## TASK GOAL
Copy every entry verbatim and skip the pictures.

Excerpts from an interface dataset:
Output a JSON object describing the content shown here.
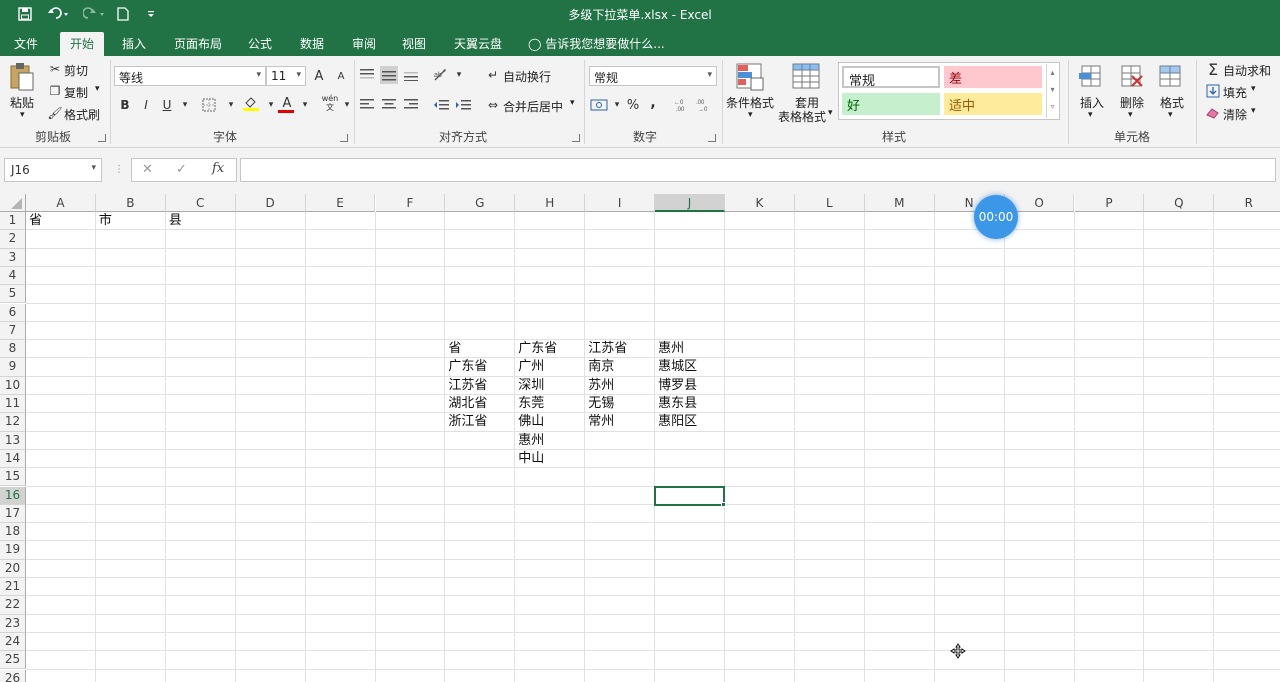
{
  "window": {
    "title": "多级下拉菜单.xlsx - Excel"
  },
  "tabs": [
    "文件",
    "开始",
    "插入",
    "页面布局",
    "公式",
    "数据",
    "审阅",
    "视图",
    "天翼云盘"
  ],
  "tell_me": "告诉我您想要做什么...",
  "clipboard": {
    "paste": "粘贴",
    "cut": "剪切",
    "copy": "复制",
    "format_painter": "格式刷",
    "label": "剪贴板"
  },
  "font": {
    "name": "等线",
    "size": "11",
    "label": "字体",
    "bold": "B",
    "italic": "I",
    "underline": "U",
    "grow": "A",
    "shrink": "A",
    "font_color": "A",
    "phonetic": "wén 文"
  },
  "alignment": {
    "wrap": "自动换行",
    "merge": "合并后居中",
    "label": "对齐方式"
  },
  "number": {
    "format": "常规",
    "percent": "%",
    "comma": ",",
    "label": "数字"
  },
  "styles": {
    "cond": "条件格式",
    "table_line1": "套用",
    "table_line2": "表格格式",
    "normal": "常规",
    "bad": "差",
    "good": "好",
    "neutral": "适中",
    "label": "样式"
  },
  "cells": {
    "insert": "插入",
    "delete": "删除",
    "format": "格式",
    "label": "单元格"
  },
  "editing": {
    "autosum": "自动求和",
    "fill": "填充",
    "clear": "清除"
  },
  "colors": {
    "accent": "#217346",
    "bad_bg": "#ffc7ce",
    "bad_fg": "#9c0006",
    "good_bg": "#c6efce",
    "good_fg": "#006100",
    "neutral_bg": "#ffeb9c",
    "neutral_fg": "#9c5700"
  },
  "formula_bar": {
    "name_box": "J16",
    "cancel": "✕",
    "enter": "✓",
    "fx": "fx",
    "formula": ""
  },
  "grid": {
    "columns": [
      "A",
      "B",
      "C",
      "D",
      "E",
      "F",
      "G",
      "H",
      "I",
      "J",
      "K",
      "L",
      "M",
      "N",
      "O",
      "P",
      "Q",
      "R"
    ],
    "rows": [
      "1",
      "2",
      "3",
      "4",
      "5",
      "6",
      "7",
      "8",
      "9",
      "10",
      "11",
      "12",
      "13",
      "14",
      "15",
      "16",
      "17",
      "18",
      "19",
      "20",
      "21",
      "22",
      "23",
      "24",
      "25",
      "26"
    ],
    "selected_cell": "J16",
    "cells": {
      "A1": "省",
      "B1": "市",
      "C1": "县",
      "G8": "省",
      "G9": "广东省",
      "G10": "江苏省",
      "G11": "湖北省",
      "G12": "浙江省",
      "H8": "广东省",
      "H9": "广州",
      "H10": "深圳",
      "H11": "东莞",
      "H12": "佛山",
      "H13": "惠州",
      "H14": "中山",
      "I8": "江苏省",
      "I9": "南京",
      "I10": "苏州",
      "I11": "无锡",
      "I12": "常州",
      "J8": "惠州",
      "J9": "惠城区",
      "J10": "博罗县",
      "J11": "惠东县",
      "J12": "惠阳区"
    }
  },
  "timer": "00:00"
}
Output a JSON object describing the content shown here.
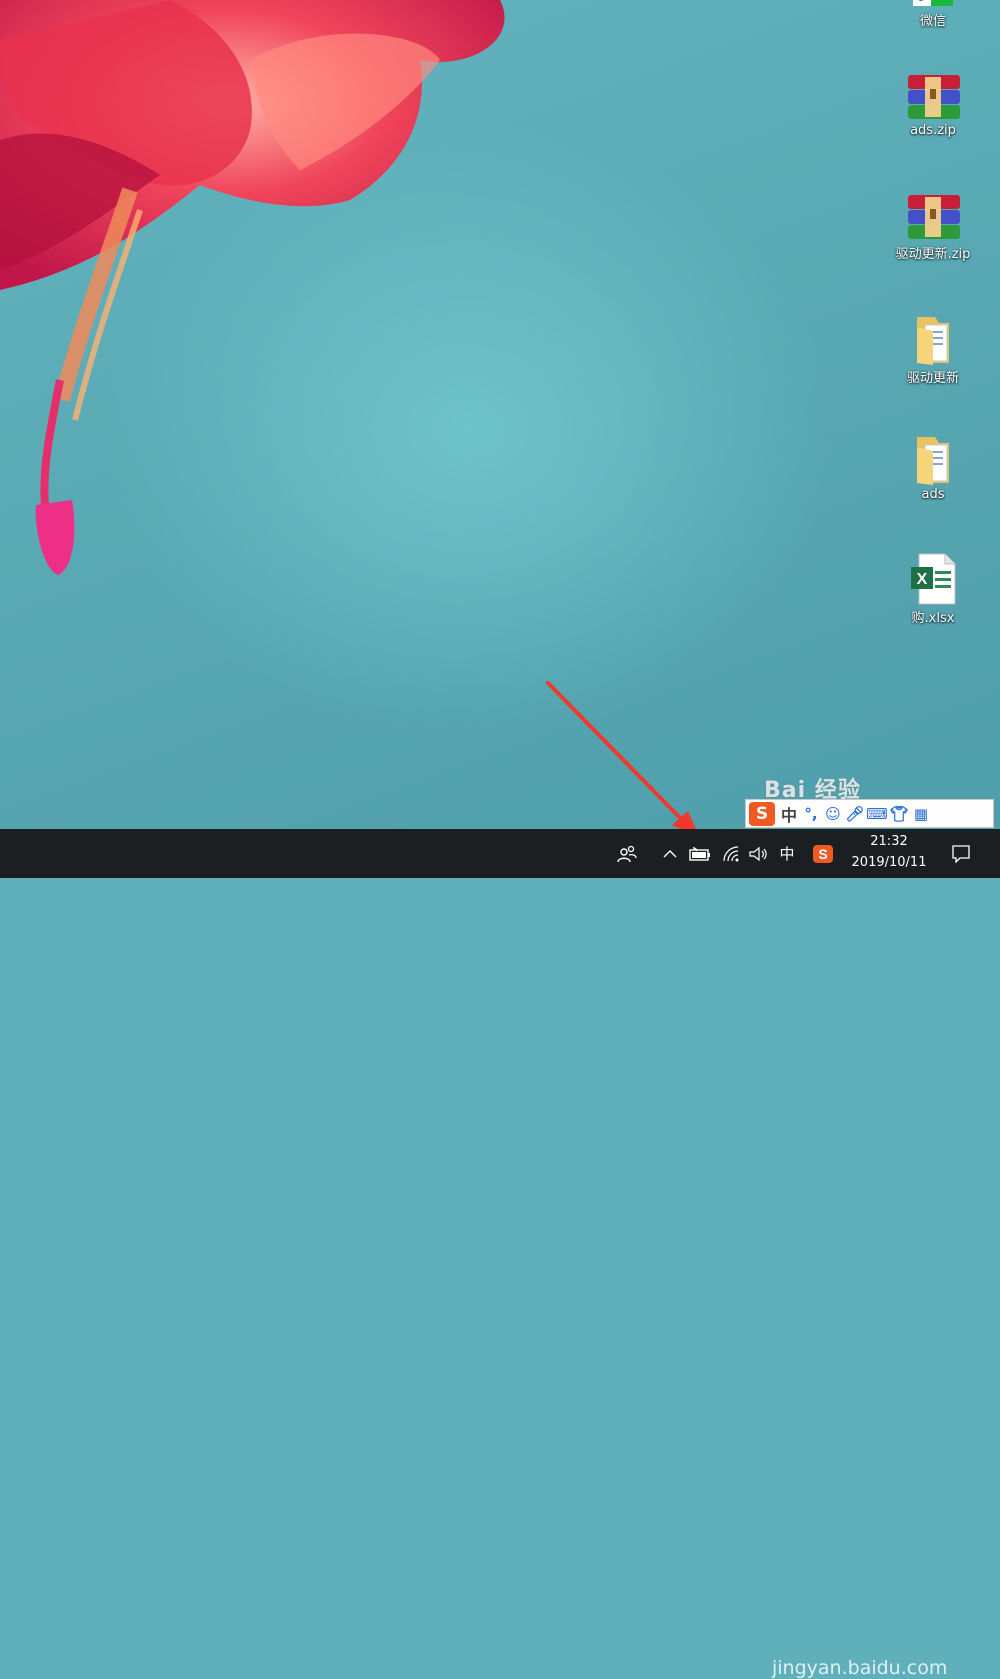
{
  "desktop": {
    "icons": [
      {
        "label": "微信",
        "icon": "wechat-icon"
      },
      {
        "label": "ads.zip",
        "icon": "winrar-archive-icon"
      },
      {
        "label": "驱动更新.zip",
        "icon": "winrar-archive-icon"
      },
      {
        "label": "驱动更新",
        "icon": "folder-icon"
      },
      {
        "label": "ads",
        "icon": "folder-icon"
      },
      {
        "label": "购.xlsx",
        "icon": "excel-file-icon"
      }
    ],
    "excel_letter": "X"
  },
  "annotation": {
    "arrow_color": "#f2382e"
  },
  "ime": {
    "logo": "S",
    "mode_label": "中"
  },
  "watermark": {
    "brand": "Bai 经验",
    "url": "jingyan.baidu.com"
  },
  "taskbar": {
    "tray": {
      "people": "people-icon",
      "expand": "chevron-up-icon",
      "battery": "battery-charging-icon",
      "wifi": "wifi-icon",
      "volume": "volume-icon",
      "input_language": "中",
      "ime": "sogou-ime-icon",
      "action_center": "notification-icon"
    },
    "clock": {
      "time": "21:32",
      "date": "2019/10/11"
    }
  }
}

## RESPONSE FOR THIS EXERCISE
Output a JSON object describing the content shown here.
{
  "window": {
    "title": "多级下拉菜单.xlsx - Excel"
  },
  "tabs": [
    "文件",
    "开始",
    "插入",
    "页面布局",
    "公式",
    "数据",
    "审阅",
    "视图",
    "天翼云盘"
  ],
  "tell_me": "告诉我您想要做什么...",
  "clipboard": {
    "paste": "粘贴",
    "cut": "剪切",
    "copy": "复制",
    "format_painter": "格式刷",
    "label": "剪贴板"
  },
  "font": {
    "name": "等线",
    "size": "11",
    "label": "字体",
    "bold": "B",
    "italic": "I",
    "underline": "U",
    "grow": "A",
    "shrink": "A",
    "font_color": "A",
    "phonetic": "wén 文"
  },
  "alignment": {
    "wrap": "自动换行",
    "merge": "合并后居中",
    "label": "对齐方式"
  },
  "number": {
    "format": "常规",
    "percent": "%",
    "comma": ",",
    "label": "数字"
  },
  "styles": {
    "cond": "条件格式",
    "table_line1": "套用",
    "table_line2": "表格格式",
    "normal": "常规",
    "bad": "差",
    "good": "好",
    "neutral": "适中",
    "label": "样式"
  },
  "cells": {
    "insert": "插入",
    "delete": "删除",
    "format": "格式",
    "label": "单元格"
  },
  "editing": {
    "autosum": "自动求和",
    "fill": "填充",
    "clear": "清除"
  },
  "colors": {
    "accent": "#217346",
    "bad_bg": "#ffc7ce",
    "bad_fg": "#9c0006",
    "good_bg": "#c6efce",
    "good_fg": "#006100",
    "neutral_bg": "#ffeb9c",
    "neutral_fg": "#9c5700"
  },
  "formula_bar": {
    "name_box": "J16",
    "cancel": "✕",
    "enter": "✓",
    "fx": "fx",
    "formula": ""
  },
  "grid": {
    "columns": [
      "A",
      "B",
      "C",
      "D",
      "E",
      "F",
      "G",
      "H",
      "I",
      "J",
      "K",
      "L",
      "M",
      "N",
      "O",
      "P",
      "Q",
      "R"
    ],
    "rows": [
      "1",
      "2",
      "3",
      "4",
      "5",
      "6",
      "7",
      "8",
      "9",
      "10",
      "11",
      "12",
      "13",
      "14",
      "15",
      "16",
      "17",
      "18",
      "19",
      "20",
      "21",
      "22",
      "23",
      "24",
      "25",
      "26"
    ],
    "selected_cell": "J16",
    "cells": {
      "A1": "省",
      "B1": "市",
      "C1": "县",
      "G8": "省",
      "G9": "广东省",
      "G10": "江苏省",
      "G11": "湖北省",
      "G12": "浙江省",
      "H8": "广东省",
      "H9": "广州",
      "H10": "深圳",
      "H11": "东莞",
      "H12": "佛山",
      "H13": "惠州",
      "H14": "中山",
      "I8": "江苏省",
      "I9": "南京",
      "I10": "苏州",
      "I11": "无锡",
      "I12": "常州",
      "J8": "惠州",
      "J9": "惠城区",
      "J10": "博罗县",
      "J11": "惠东县",
      "J12": "惠阳区"
    }
  },
  "timer": "00:00"
}
Output a JSON object describing the content shown here.
{
  "desktop": {
    "icons": [
      {
        "label": "微信",
        "icon": "wechat-icon"
      },
      {
        "label": "ads.zip",
        "icon": "winrar-archive-icon"
      },
      {
        "label": "驱动更新.zip",
        "icon": "winrar-archive-icon"
      },
      {
        "label": "驱动更新",
        "icon": "folder-icon"
      },
      {
        "label": "ads",
        "icon": "folder-icon"
      },
      {
        "label": "购.xlsx",
        "icon": "excel-file-icon"
      }
    ],
    "excel_letter": "X"
  },
  "annotation": {
    "arrow_color": "#f2382e"
  },
  "ime": {
    "logo": "S",
    "mode_label": "中"
  },
  "watermark": {
    "brand": "Bai 经验",
    "url": "jingyan.baidu.com"
  },
  "taskbar": {
    "tray": {
      "people": "people-icon",
      "expand": "chevron-up-icon",
      "battery": "battery-charging-icon",
      "wifi": "wifi-icon",
      "volume": "volume-icon",
      "input_language": "中",
      "ime": "sogou-ime-icon",
      "action_center": "notification-icon"
    },
    "clock": {
      "time": "21:32",
      "date": "2019/10/11"
    }
  }
}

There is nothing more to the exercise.